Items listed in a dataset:
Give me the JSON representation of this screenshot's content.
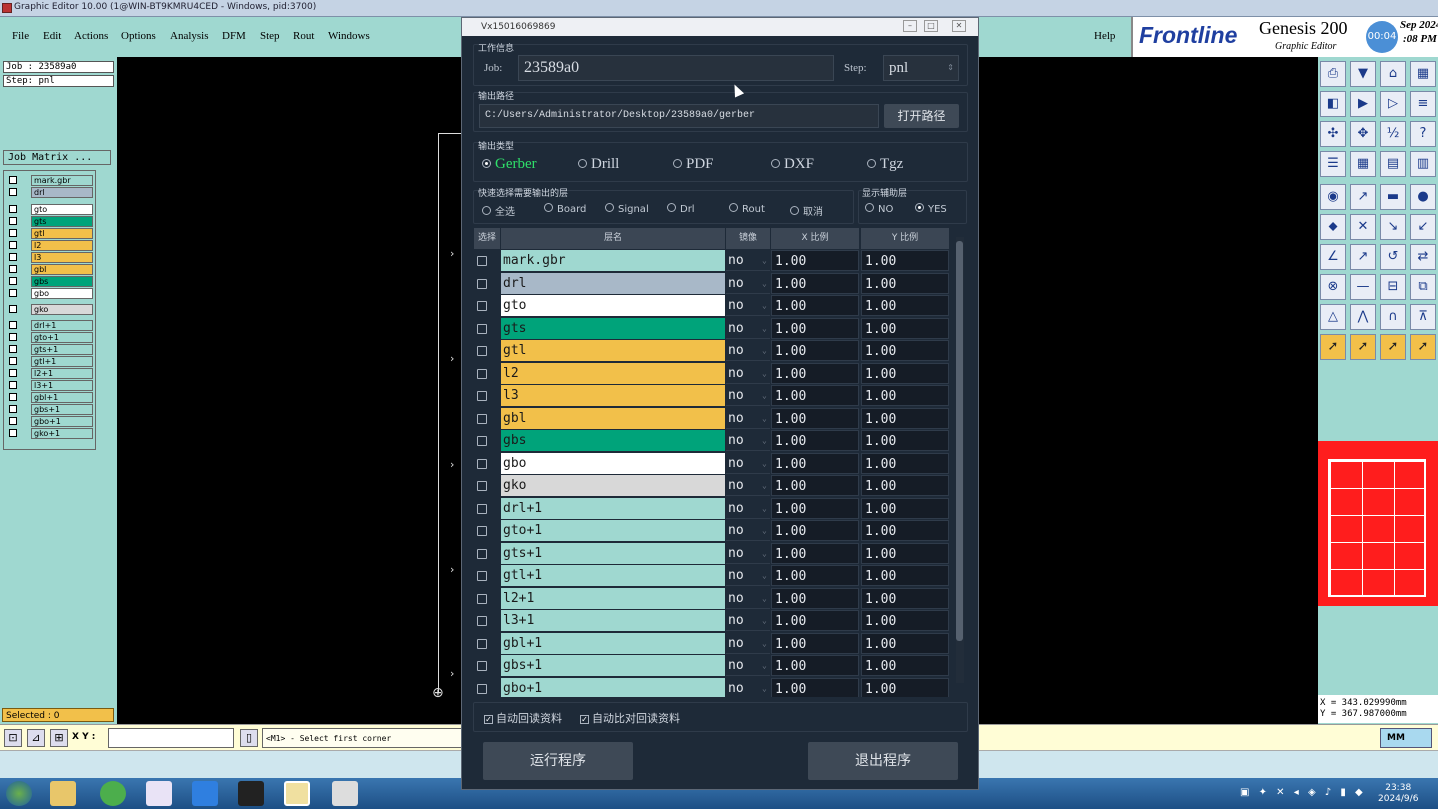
{
  "window_title": "Graphic Editor 10.00 (1@WIN-BT9KMRU4CED - Windows, pid:3700)",
  "menu": [
    "File",
    "Edit",
    "Actions",
    "Options",
    "Analysis",
    "DFM",
    "Step",
    "Rout",
    "Windows"
  ],
  "help_label": "Help",
  "logo": {
    "brand": "Frontline",
    "product": "Genesis 200",
    "sub": "Graphic Editor",
    "clock": "00:04",
    "date1": "Sep 2024",
    "date2": ":08 PM"
  },
  "left": {
    "job": "Job : 23589a0",
    "step": "Step: pnl",
    "job_matrix": "Job Matrix ...",
    "layers": [
      {
        "name": "mark.gbr",
        "color": "#9fd8d0"
      },
      {
        "name": "drl",
        "color": "#a8b8c8"
      },
      {
        "name": "gto",
        "color": "#ffffff"
      },
      {
        "name": "gts",
        "color": "#00a37a"
      },
      {
        "name": "gtl",
        "color": "#f2c04a"
      },
      {
        "name": "l2",
        "color": "#f2c04a"
      },
      {
        "name": "l3",
        "color": "#f2c04a"
      },
      {
        "name": "gbl",
        "color": "#f2c04a"
      },
      {
        "name": "gbs",
        "color": "#00a37a"
      },
      {
        "name": "gbo",
        "color": "#ffffff"
      },
      {
        "name": "gko",
        "color": "#d8d8d8"
      },
      {
        "name": "drl+1",
        "color": "#9fd8d0"
      },
      {
        "name": "gto+1",
        "color": "#9fd8d0"
      },
      {
        "name": "gts+1",
        "color": "#9fd8d0"
      },
      {
        "name": "gtl+1",
        "color": "#9fd8d0"
      },
      {
        "name": "l2+1",
        "color": "#9fd8d0"
      },
      {
        "name": "l3+1",
        "color": "#9fd8d0"
      },
      {
        "name": "gbl+1",
        "color": "#9fd8d0"
      },
      {
        "name": "gbs+1",
        "color": "#9fd8d0"
      },
      {
        "name": "gbo+1",
        "color": "#9fd8d0"
      },
      {
        "name": "gko+1",
        "color": "#9fd8d0"
      }
    ],
    "selected": "Selected : 0"
  },
  "bottom": {
    "xy_label": "X Y :",
    "hint": "<M1> - Select first corner",
    "units": "MM"
  },
  "coords": {
    "x": "X = 343.029990mm",
    "y": "Y = 367.987000mm"
  },
  "taskbar": {
    "time": "23:38",
    "date": "2024/9/6"
  },
  "dialog": {
    "title": "Vx15016069869",
    "work_info_label": "工作信息",
    "job_label": "Job:",
    "job_value": "23589a0",
    "step_label": "Step:",
    "step_value": "pnl",
    "output_path_label": "输出路径",
    "output_path": "C:/Users/Administrator/Desktop/23589a0/gerber",
    "open_path_btn": "打开路径",
    "output_type_label": "输出类型",
    "output_types": [
      {
        "label": "Gerber",
        "selected": true
      },
      {
        "label": "Drill",
        "selected": false
      },
      {
        "label": "PDF",
        "selected": false
      },
      {
        "label": "DXF",
        "selected": false
      },
      {
        "label": "Tgz",
        "selected": false
      }
    ],
    "quick_select_label": "快速选择需要输出的层",
    "quick_select": [
      "全选",
      "Board",
      "Signal",
      "Drl",
      "Rout",
      "取消"
    ],
    "show_aux_label": "显示辅助层",
    "show_aux": [
      {
        "label": "NO",
        "selected": false
      },
      {
        "label": "YES",
        "selected": true
      }
    ],
    "table_headers": {
      "select": "选择",
      "name": "层名",
      "mirror": "镜像",
      "x": "X 比例",
      "y": "Y 比例"
    },
    "rows": [
      {
        "name": "mark.gbr",
        "color": "#9fd8d0",
        "mirror": "no",
        "x": "1.00",
        "y": "1.00"
      },
      {
        "name": "drl",
        "color": "#a8b8c8",
        "mirror": "no",
        "x": "1.00",
        "y": "1.00"
      },
      {
        "name": "gto",
        "color": "#ffffff",
        "mirror": "no",
        "x": "1.00",
        "y": "1.00"
      },
      {
        "name": "gts",
        "color": "#00a37a",
        "mirror": "no",
        "x": "1.00",
        "y": "1.00"
      },
      {
        "name": "gtl",
        "color": "#f2c04a",
        "mirror": "no",
        "x": "1.00",
        "y": "1.00"
      },
      {
        "name": "l2",
        "color": "#f2c04a",
        "mirror": "no",
        "x": "1.00",
        "y": "1.00"
      },
      {
        "name": "l3",
        "color": "#f2c04a",
        "mirror": "no",
        "x": "1.00",
        "y": "1.00"
      },
      {
        "name": "gbl",
        "color": "#f2c04a",
        "mirror": "no",
        "x": "1.00",
        "y": "1.00"
      },
      {
        "name": "gbs",
        "color": "#00a37a",
        "mirror": "no",
        "x": "1.00",
        "y": "1.00"
      },
      {
        "name": "gbo",
        "color": "#ffffff",
        "mirror": "no",
        "x": "1.00",
        "y": "1.00"
      },
      {
        "name": "gko",
        "color": "#d8d8d8",
        "mirror": "no",
        "x": "1.00",
        "y": "1.00"
      },
      {
        "name": "drl+1",
        "color": "#9fd8d0",
        "mirror": "no",
        "x": "1.00",
        "y": "1.00"
      },
      {
        "name": "gto+1",
        "color": "#9fd8d0",
        "mirror": "no",
        "x": "1.00",
        "y": "1.00"
      },
      {
        "name": "gts+1",
        "color": "#9fd8d0",
        "mirror": "no",
        "x": "1.00",
        "y": "1.00"
      },
      {
        "name": "gtl+1",
        "color": "#9fd8d0",
        "mirror": "no",
        "x": "1.00",
        "y": "1.00"
      },
      {
        "name": "l2+1",
        "color": "#9fd8d0",
        "mirror": "no",
        "x": "1.00",
        "y": "1.00"
      },
      {
        "name": "l3+1",
        "color": "#9fd8d0",
        "mirror": "no",
        "x": "1.00",
        "y": "1.00"
      },
      {
        "name": "gbl+1",
        "color": "#9fd8d0",
        "mirror": "no",
        "x": "1.00",
        "y": "1.00"
      },
      {
        "name": "gbs+1",
        "color": "#9fd8d0",
        "mirror": "no",
        "x": "1.00",
        "y": "1.00"
      },
      {
        "name": "gbo+1",
        "color": "#9fd8d0",
        "mirror": "no",
        "x": "1.00",
        "y": "1.00"
      }
    ],
    "auto_read": "自动回读资料",
    "auto_compare": "自动比对回读资料",
    "run_btn": "运行程序",
    "exit_btn": "退出程序"
  }
}
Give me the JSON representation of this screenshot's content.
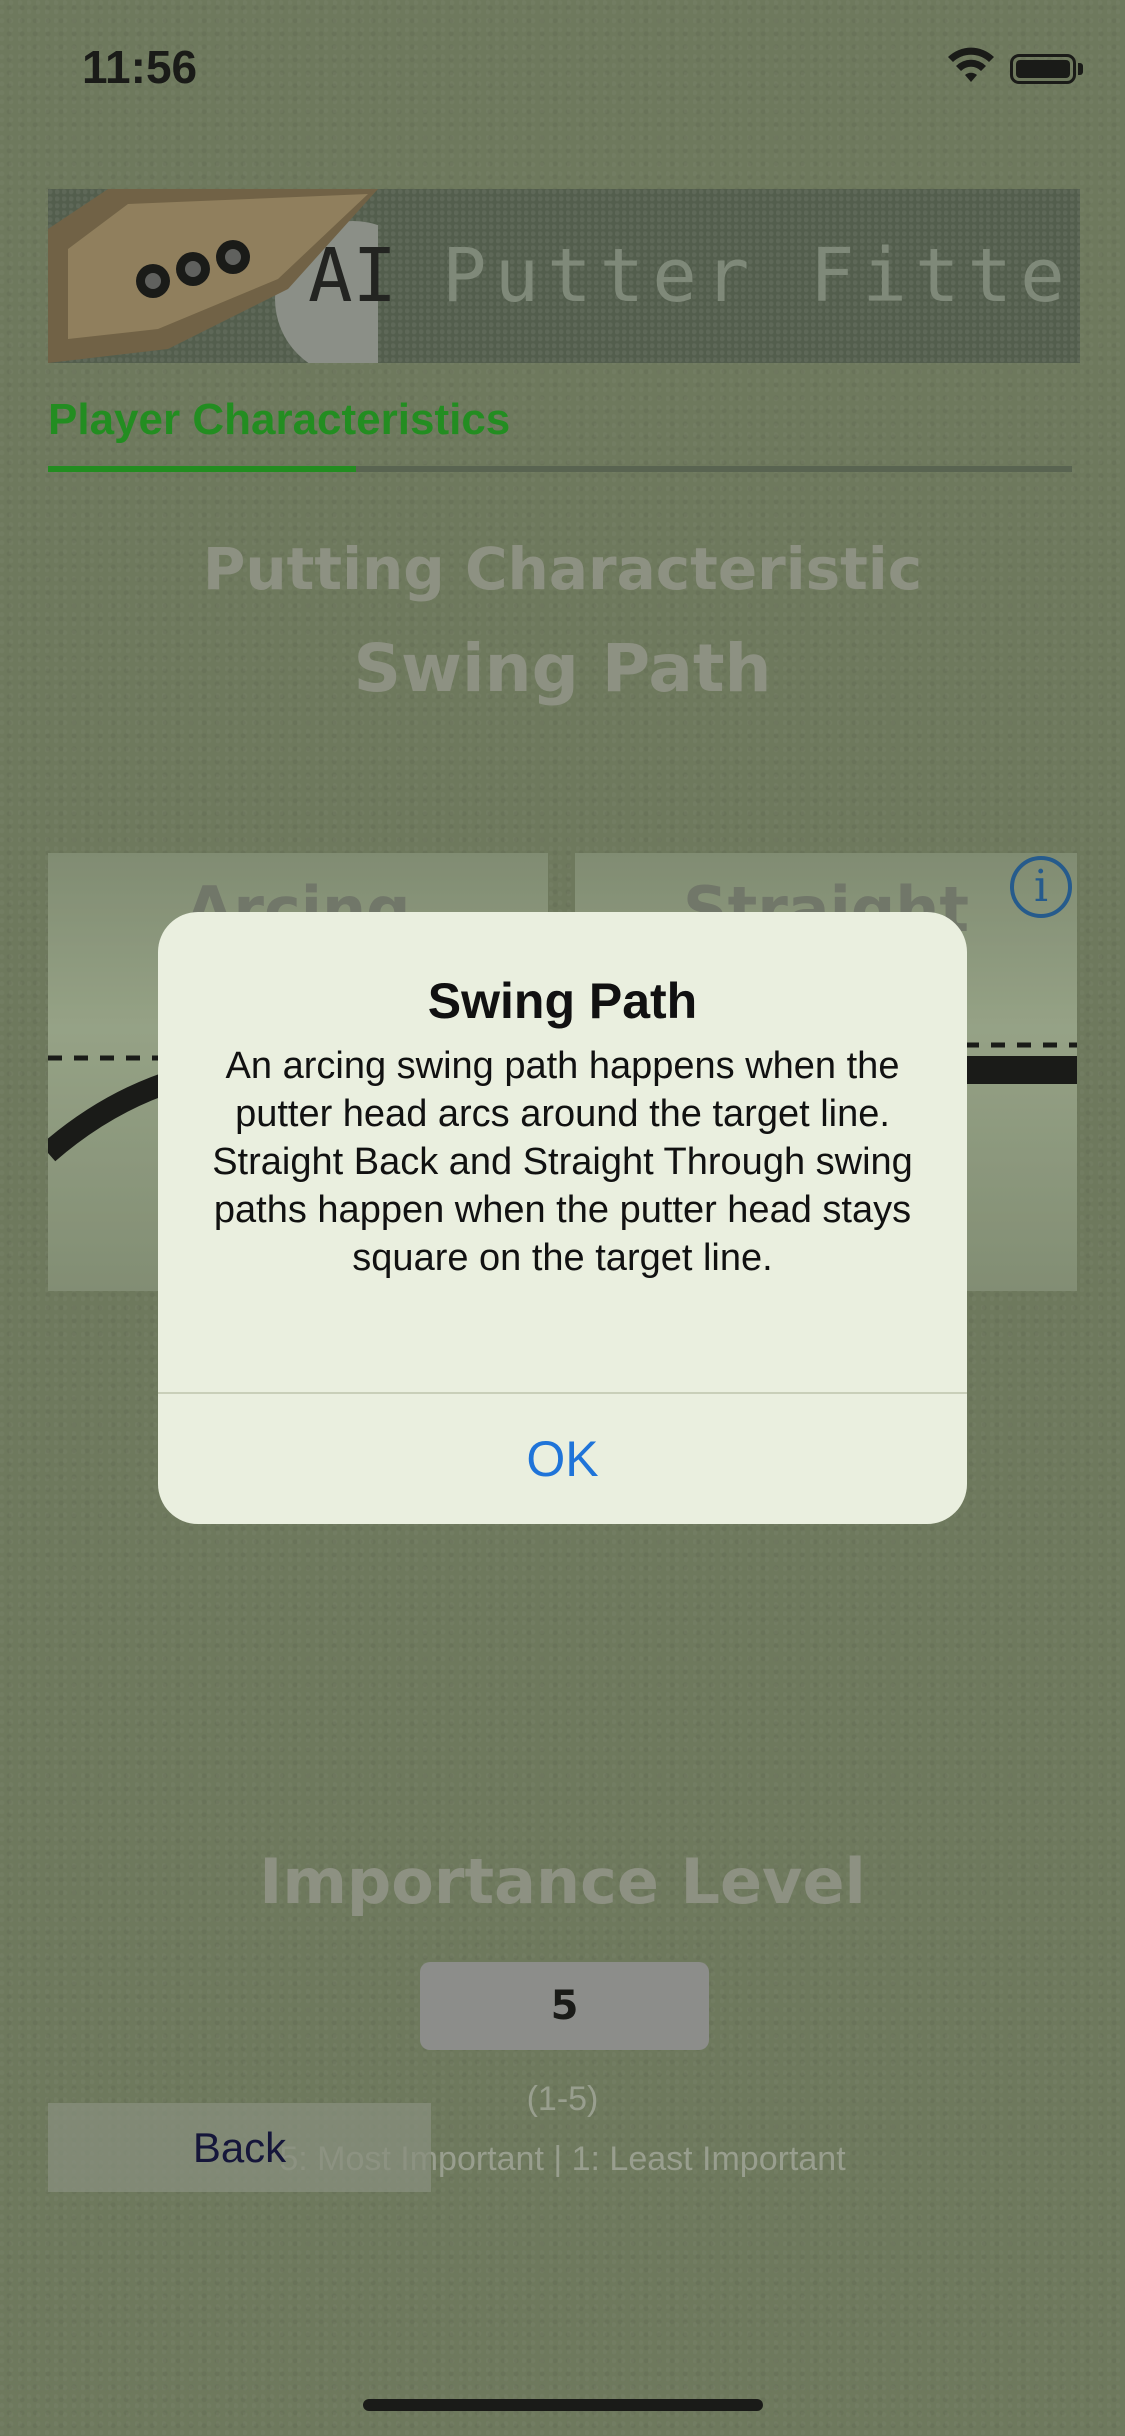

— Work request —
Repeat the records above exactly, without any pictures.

— Result of this exercise —
Give me the JSON representation of this screenshot's content.
{
  "window_title": "Graphic Editor 10.00 (1@WIN-BT9KMRU4CED - Windows, pid:3700)",
  "menu": [
    "File",
    "Edit",
    "Actions",
    "Options",
    "Analysis",
    "DFM",
    "Step",
    "Rout",
    "Windows"
  ],
  "help_label": "Help",
  "logo": {
    "brand": "Frontline",
    "product": "Genesis 200",
    "sub": "Graphic Editor",
    "clock": "00:04",
    "date1": "Sep 2024",
    "date2": ":08 PM"
  },
  "left": {
    "job": "Job : 23589a0",
    "step": "Step: pnl",
    "job_matrix": "Job Matrix ...",
    "layers": [
      {
        "name": "mark.gbr",
        "color": "#9fd8d0"
      },
      {
        "name": "drl",
        "color": "#a8b8c8"
      },
      {
        "name": "gto",
        "color": "#ffffff"
      },
      {
        "name": "gts",
        "color": "#00a37a"
      },
      {
        "name": "gtl",
        "color": "#f2c04a"
      },
      {
        "name": "l2",
        "color": "#f2c04a"
      },
      {
        "name": "l3",
        "color": "#f2c04a"
      },
      {
        "name": "gbl",
        "color": "#f2c04a"
      },
      {
        "name": "gbs",
        "color": "#00a37a"
      },
      {
        "name": "gbo",
        "color": "#ffffff"
      },
      {
        "name": "gko",
        "color": "#d8d8d8"
      },
      {
        "name": "drl+1",
        "color": "#9fd8d0"
      },
      {
        "name": "gto+1",
        "color": "#9fd8d0"
      },
      {
        "name": "gts+1",
        "color": "#9fd8d0"
      },
      {
        "name": "gtl+1",
        "color": "#9fd8d0"
      },
      {
        "name": "l2+1",
        "color": "#9fd8d0"
      },
      {
        "name": "l3+1",
        "color": "#9fd8d0"
      },
      {
        "name": "gbl+1",
        "color": "#9fd8d0"
      },
      {
        "name": "gbs+1",
        "color": "#9fd8d0"
      },
      {
        "name": "gbo+1",
        "color": "#9fd8d0"
      },
      {
        "name": "gko+1",
        "color": "#9fd8d0"
      }
    ],
    "selected": "Selected : 0"
  },
  "bottom": {
    "xy_label": "X Y :",
    "hint": "<M1> - Select first corner",
    "units": "MM"
  },
  "coords": {
    "x": "X = 343.029990mm",
    "y": "Y = 367.987000mm"
  },
  "taskbar": {
    "time": "23:38",
    "date": "2024/9/6"
  },
  "dialog": {
    "title": "Vx15016069869",
    "work_info_label": "工作信息",
    "job_label": "Job:",
    "job_value": "23589a0",
    "step_label": "Step:",
    "step_value": "pnl",
    "output_path_label": "输出路径",
    "output_path": "C:/Users/Administrator/Desktop/23589a0/gerber",
    "open_path_btn": "打开路径",
    "output_type_label": "输出类型",
    "output_types": [
      {
        "label": "Gerber",
        "selected": true
      },
      {
        "label": "Drill",
        "selected": false
      },
      {
        "label": "PDF",
        "selected": false
      },
      {
        "label": "DXF",
        "selected": false
      },
      {
        "label": "Tgz",
        "selected": false
      }
    ],
    "quick_select_label": "快速选择需要输出的层",
    "quick_select": [
      "全选",
      "Board",
      "Signal",
      "Drl",
      "Rout",
      "取消"
    ],
    "show_aux_label": "显示辅助层",
    "show_aux": [
      {
        "label": "NO",
        "selected": false
      },
      {
        "label": "YES",
        "selected": true
      }
    ],
    "table_headers": {
      "select": "选择",
      "name": "层名",
      "mirror": "镜像",
      "x": "X 比例",
      "y": "Y 比例"
    },
    "rows": [
      {
        "name": "mark.gbr",
        "color": "#9fd8d0",
        "mirror": "no",
        "x": "1.00",
        "y": "1.00"
      },
      {
        "name": "drl",
        "color": "#a8b8c8",
        "mirror": "no",
        "x": "1.00",
        "y": "1.00"
      },
      {
        "name": "gto",
        "color": "#ffffff",
        "mirror": "no",
        "x": "1.00",
        "y": "1.00"
      },
      {
        "name": "gts",
        "color": "#00a37a",
        "mirror": "no",
        "x": "1.00",
        "y": "1.00"
      },
      {
        "name": "gtl",
        "color": "#f2c04a",
        "mirror": "no",
        "x": "1.00",
        "y": "1.00"
      },
      {
        "name": "l2",
        "color": "#f2c04a",
        "mirror": "no",
        "x": "1.00",
        "y": "1.00"
      },
      {
        "name": "l3",
        "color": "#f2c04a",
        "mirror": "no",
        "x": "1.00",
        "y": "1.00"
      },
      {
        "name": "gbl",
        "color": "#f2c04a",
        "mirror": "no",
        "x": "1.00",
        "y": "1.00"
      },
      {
        "name": "gbs",
        "color": "#00a37a",
        "mirror": "no",
        "x": "1.00",
        "y": "1.00"
      },
      {
        "name": "gbo",
        "color": "#ffffff",
        "mirror": "no",
        "x": "1.00",
        "y": "1.00"
      },
      {
        "name": "gko",
        "color": "#d8d8d8",
        "mirror": "no",
        "x": "1.00",
        "y": "1.00"
      },
      {
        "name": "drl+1",
        "color": "#9fd8d0",
        "mirror": "no",
        "x": "1.00",
        "y": "1.00"
      },
      {
        "name": "gto+1",
        "color": "#9fd8d0",
        "mirror": "no",
        "x": "1.00",
        "y": "1.00"
      },
      {
        "name": "gts+1",
        "color": "#9fd8d0",
        "mirror": "no",
        "x": "1.00",
        "y": "1.00"
      },
      {
        "name": "gtl+1",
        "color": "#9fd8d0",
        "mirror": "no",
        "x": "1.00",
        "y": "1.00"
      },
      {
        "name": "l2+1",
        "color": "#9fd8d0",
        "mirror": "no",
        "x": "1.00",
        "y": "1.00"
      },
      {
        "name": "l3+1",
        "color": "#9fd8d0",
        "mirror": "no",
        "x": "1.00",
        "y": "1.00"
      },
      {
        "name": "gbl+1",
        "color": "#9fd8d0",
        "mirror": "no",
        "x": "1.00",
        "y": "1.00"
      },
      {
        "name": "gbs+1",
        "color": "#9fd8d0",
        "mirror": "no",
        "x": "1.00",
        "y": "1.00"
      },
      {
        "name": "gbo+1",
        "color": "#9fd8d0",
        "mirror": "no",
        "x": "1.00",
        "y": "1.00"
      }
    ],
    "auto_read": "自动回读资料",
    "auto_compare": "自动比对回读资料",
    "run_btn": "运行程序",
    "exit_btn": "退出程序"
  }
}
Give me the JSON representation of this screenshot's content.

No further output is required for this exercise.